[Records provided Boundary: Start]
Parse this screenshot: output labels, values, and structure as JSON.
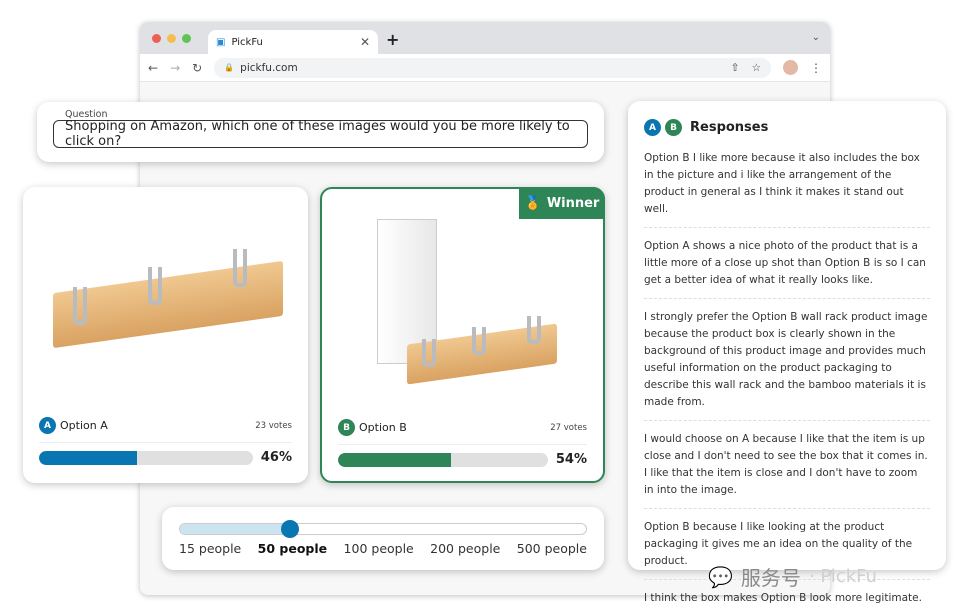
{
  "browser": {
    "tab_title": "PickFu",
    "url": "pickfu.com"
  },
  "question": {
    "label": "Question",
    "text": "Shopping on Amazon, which one of these images would you be more likely to click on?"
  },
  "options": [
    {
      "letter": "A",
      "label": "Option A",
      "votes": "23 votes",
      "percent": "46%",
      "fill": 46,
      "color": "#0a76b1"
    },
    {
      "letter": "B",
      "label": "Option B",
      "votes": "27 votes",
      "percent": "54%",
      "fill": 54,
      "color": "#2e8555",
      "winner_label": "Winner"
    }
  ],
  "slider": {
    "labels": [
      "15 people",
      "50 people",
      "100 people",
      "200 people",
      "500 people"
    ],
    "selected_index": 1
  },
  "responses": {
    "title": "Responses",
    "items": [
      "Option B I like more because it also includes the box in the picture and i like the arrangement of the product in general as I think it makes it stand out well.",
      "Option A shows a nice photo of the product that is a little more of a close up shot than Option B is so I can get a better idea of what it really looks like.",
      "I strongly prefer the Option B wall rack product image because the product box is clearly shown in the background of this product image and provides much useful information on the product packaging to describe this wall rack and the bamboo materials it is made from.",
      "I would choose on A because I like that the item is up close and I don't need to see the box that it comes in. I like that the item is close and I don't have to zoom in into the image.",
      "Option B because I like looking at the product packaging it gives me an idea on the quality of the product.",
      "I think the box makes Option B look more legitimate."
    ]
  },
  "watermark": {
    "text": "服务号",
    "brand": "· PickFu"
  }
}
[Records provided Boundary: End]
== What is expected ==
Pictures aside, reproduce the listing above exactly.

== Reply to the exercise ==
Parse this screenshot: output labels, values, and structure as JSON.
{
  "browser": {
    "tab_title": "PickFu",
    "url": "pickfu.com"
  },
  "question": {
    "label": "Question",
    "text": "Shopping on Amazon, which one of these images would you be more likely to click on?"
  },
  "options": [
    {
      "letter": "A",
      "label": "Option A",
      "votes": "23 votes",
      "percent": "46%",
      "fill": 46,
      "color": "#0a76b1"
    },
    {
      "letter": "B",
      "label": "Option B",
      "votes": "27 votes",
      "percent": "54%",
      "fill": 54,
      "color": "#2e8555",
      "winner_label": "Winner"
    }
  ],
  "slider": {
    "labels": [
      "15 people",
      "50 people",
      "100 people",
      "200 people",
      "500 people"
    ],
    "selected_index": 1
  },
  "responses": {
    "title": "Responses",
    "items": [
      "Option B I like more because it also includes the box in the picture and i like the arrangement of the product in general as I think it makes it stand out well.",
      "Option A shows a nice photo of the product that is a little more of a close up shot than Option B is so I can get a better idea of what it really looks like.",
      "I strongly prefer the Option B wall rack product image because the product box is clearly shown in the background of this product image and provides much useful information on the product packaging to describe this wall rack and the bamboo materials it is made from.",
      "I would choose on A because I like that the item is up close and I don't need to see the box that it comes in. I like that the item is close and I don't have to zoom in into the image.",
      "Option B because I like looking at the product packaging it gives me an idea on the quality of the product.",
      "I think the box makes Option B look more legitimate."
    ]
  },
  "watermark": {
    "text": "服务号",
    "brand": "· PickFu"
  }
}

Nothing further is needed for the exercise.